Items from an interface collection:
>>
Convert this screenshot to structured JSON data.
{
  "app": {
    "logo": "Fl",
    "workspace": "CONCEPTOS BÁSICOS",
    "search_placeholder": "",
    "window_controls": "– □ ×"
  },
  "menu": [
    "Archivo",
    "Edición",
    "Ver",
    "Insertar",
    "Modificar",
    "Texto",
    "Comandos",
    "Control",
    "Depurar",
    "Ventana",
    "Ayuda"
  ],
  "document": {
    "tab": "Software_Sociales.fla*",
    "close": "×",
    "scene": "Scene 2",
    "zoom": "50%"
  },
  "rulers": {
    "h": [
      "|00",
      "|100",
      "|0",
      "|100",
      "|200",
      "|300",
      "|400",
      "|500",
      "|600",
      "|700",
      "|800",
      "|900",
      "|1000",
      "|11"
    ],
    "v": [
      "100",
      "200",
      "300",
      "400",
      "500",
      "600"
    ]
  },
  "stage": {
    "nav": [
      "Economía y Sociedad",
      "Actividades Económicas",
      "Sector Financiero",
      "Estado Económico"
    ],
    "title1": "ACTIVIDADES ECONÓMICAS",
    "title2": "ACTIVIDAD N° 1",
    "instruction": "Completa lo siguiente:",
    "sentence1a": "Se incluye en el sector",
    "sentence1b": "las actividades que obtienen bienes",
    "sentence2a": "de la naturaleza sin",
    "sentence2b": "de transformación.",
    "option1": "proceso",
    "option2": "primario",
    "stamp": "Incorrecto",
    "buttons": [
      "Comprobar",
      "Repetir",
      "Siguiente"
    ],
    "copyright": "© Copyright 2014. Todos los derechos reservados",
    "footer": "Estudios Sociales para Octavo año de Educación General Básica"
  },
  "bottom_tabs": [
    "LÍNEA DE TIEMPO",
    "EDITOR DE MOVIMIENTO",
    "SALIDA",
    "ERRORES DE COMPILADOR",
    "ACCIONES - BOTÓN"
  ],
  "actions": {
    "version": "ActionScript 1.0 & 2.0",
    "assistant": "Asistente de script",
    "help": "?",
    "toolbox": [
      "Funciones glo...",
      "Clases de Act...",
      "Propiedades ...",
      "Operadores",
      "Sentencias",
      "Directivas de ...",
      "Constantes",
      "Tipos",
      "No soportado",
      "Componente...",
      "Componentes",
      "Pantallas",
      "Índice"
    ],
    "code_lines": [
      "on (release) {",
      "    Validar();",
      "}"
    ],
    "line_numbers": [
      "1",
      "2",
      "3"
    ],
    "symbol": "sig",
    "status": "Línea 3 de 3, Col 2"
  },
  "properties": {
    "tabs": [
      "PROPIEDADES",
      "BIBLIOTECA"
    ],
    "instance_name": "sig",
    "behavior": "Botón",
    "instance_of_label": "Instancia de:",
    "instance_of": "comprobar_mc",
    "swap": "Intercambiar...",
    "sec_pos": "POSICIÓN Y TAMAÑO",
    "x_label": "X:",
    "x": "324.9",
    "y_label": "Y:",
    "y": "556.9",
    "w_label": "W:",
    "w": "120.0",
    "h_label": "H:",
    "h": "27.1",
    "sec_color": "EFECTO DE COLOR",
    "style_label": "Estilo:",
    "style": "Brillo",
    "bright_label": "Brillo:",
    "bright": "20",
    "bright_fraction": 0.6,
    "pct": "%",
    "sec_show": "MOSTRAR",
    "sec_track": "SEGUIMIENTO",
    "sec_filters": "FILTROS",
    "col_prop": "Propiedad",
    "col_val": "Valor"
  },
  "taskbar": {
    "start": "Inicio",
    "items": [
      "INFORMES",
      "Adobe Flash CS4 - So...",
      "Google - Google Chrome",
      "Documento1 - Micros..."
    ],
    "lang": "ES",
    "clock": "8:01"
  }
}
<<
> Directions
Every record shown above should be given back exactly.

> Solution to the problem
Convert this screenshot to structured JSON data.
{
  "app": {
    "logo": "Fl",
    "workspace": "CONCEPTOS BÁSICOS",
    "search_placeholder": "",
    "window_controls": "– □ ×"
  },
  "menu": [
    "Archivo",
    "Edición",
    "Ver",
    "Insertar",
    "Modificar",
    "Texto",
    "Comandos",
    "Control",
    "Depurar",
    "Ventana",
    "Ayuda"
  ],
  "document": {
    "tab": "Software_Sociales.fla*",
    "close": "×",
    "scene": "Scene 2",
    "zoom": "50%"
  },
  "rulers": {
    "h": [
      "|00",
      "|100",
      "|0",
      "|100",
      "|200",
      "|300",
      "|400",
      "|500",
      "|600",
      "|700",
      "|800",
      "|900",
      "|1000",
      "|11"
    ],
    "v": [
      "100",
      "200",
      "300",
      "400",
      "500",
      "600"
    ]
  },
  "stage": {
    "nav": [
      "Economía y Sociedad",
      "Actividades Económicas",
      "Sector Financiero",
      "Estado Económico"
    ],
    "title1": "ACTIVIDADES ECONÓMICAS",
    "title2": "ACTIVIDAD N° 1",
    "instruction": "Completa lo siguiente:",
    "sentence1a": "Se incluye en el sector",
    "sentence1b": "las actividades que obtienen bienes",
    "sentence2a": "de la naturaleza sin",
    "sentence2b": "de transformación.",
    "option1": "proceso",
    "option2": "primario",
    "stamp": "Incorrecto",
    "buttons": [
      "Comprobar",
      "Repetir",
      "Siguiente"
    ],
    "copyright": "© Copyright 2014. Todos los derechos reservados",
    "footer": "Estudios Sociales para Octavo año de Educación General Básica"
  },
  "bottom_tabs": [
    "LÍNEA DE TIEMPO",
    "EDITOR DE MOVIMIENTO",
    "SALIDA",
    "ERRORES DE COMPILADOR",
    "ACCIONES - BOTÓN"
  ],
  "actions": {
    "version": "ActionScript 1.0 & 2.0",
    "assistant": "Asistente de script",
    "help": "?",
    "toolbox": [
      "Funciones glo...",
      "Clases de Act...",
      "Propiedades ...",
      "Operadores",
      "Sentencias",
      "Directivas de ...",
      "Constantes",
      "Tipos",
      "No soportado",
      "Componente...",
      "Componentes",
      "Pantallas",
      "Índice"
    ],
    "code_lines": [
      "on (release) {",
      "    Validar();",
      "}"
    ],
    "line_numbers": [
      "1",
      "2",
      "3"
    ],
    "symbol": "sig",
    "status": "Línea 3 de 3, Col 2"
  },
  "properties": {
    "tabs": [
      "PROPIEDADES",
      "BIBLIOTECA"
    ],
    "instance_name": "sig",
    "behavior": "Botón",
    "instance_of_label": "Instancia de:",
    "instance_of": "comprobar_mc",
    "swap": "Intercambiar...",
    "sec_pos": "POSICIÓN Y TAMAÑO",
    "x_label": "X:",
    "x": "324.9",
    "y_label": "Y:",
    "y": "556.9",
    "w_label": "W:",
    "w": "120.0",
    "h_label": "H:",
    "h": "27.1",
    "sec_color": "EFECTO DE COLOR",
    "style_label": "Estilo:",
    "style": "Brillo",
    "bright_label": "Brillo:",
    "bright": "20",
    "bright_fraction": 0.6,
    "pct": "%",
    "sec_show": "MOSTRAR",
    "sec_track": "SEGUIMIENTO",
    "sec_filters": "FILTROS",
    "col_prop": "Propiedad",
    "col_val": "Valor"
  },
  "taskbar": {
    "start": "Inicio",
    "items": [
      "INFORMES",
      "Adobe Flash CS4 - So...",
      "Google - Google Chrome",
      "Documento1 - Micros..."
    ],
    "lang": "ES",
    "clock": "8:01"
  }
}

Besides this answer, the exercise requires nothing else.